==== DATA SHOWN ====

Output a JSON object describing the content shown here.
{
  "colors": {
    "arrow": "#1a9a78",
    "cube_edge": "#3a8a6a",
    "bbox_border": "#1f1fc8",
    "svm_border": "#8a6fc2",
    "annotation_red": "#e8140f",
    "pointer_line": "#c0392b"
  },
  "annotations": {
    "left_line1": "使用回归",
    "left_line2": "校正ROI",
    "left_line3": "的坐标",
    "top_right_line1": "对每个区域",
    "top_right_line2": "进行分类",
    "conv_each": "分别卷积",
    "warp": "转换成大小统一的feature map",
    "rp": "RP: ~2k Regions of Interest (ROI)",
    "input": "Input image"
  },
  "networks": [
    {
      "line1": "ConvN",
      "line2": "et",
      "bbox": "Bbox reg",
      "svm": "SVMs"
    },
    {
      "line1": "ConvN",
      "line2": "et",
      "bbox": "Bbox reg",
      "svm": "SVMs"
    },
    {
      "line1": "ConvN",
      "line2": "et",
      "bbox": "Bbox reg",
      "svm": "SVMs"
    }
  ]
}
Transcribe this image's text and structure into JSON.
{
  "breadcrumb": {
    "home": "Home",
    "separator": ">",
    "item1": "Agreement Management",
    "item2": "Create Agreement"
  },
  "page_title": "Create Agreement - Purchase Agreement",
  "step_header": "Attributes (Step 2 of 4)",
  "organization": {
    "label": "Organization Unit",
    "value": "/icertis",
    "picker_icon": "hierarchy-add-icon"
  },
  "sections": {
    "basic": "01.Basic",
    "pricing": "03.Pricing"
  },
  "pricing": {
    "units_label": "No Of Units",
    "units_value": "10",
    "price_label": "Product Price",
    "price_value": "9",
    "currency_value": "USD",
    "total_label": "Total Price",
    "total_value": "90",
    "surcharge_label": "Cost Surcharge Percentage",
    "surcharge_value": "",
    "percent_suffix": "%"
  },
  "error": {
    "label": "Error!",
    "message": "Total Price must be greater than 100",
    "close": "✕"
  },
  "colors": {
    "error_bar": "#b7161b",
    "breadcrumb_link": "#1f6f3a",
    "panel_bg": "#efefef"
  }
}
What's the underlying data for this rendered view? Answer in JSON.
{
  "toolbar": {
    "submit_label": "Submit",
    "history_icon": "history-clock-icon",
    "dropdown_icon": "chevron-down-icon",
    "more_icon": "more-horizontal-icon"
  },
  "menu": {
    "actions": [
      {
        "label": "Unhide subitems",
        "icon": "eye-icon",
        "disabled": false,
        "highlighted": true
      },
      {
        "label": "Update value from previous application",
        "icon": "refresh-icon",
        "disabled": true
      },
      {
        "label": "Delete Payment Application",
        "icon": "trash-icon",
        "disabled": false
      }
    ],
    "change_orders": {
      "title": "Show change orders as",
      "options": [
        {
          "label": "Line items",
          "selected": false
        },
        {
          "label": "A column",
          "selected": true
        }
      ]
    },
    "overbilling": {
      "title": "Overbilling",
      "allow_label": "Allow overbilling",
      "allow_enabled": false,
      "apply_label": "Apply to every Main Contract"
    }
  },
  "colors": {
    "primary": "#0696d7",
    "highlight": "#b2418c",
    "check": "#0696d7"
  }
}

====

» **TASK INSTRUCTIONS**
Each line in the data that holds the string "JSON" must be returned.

» **ANSWER TO THE EXERCISE**
Output a JSON object describing the content shown here.
Transcribe this image's text and structure into JSON.
What's the underlying data for this rendered view? Answer in JSON.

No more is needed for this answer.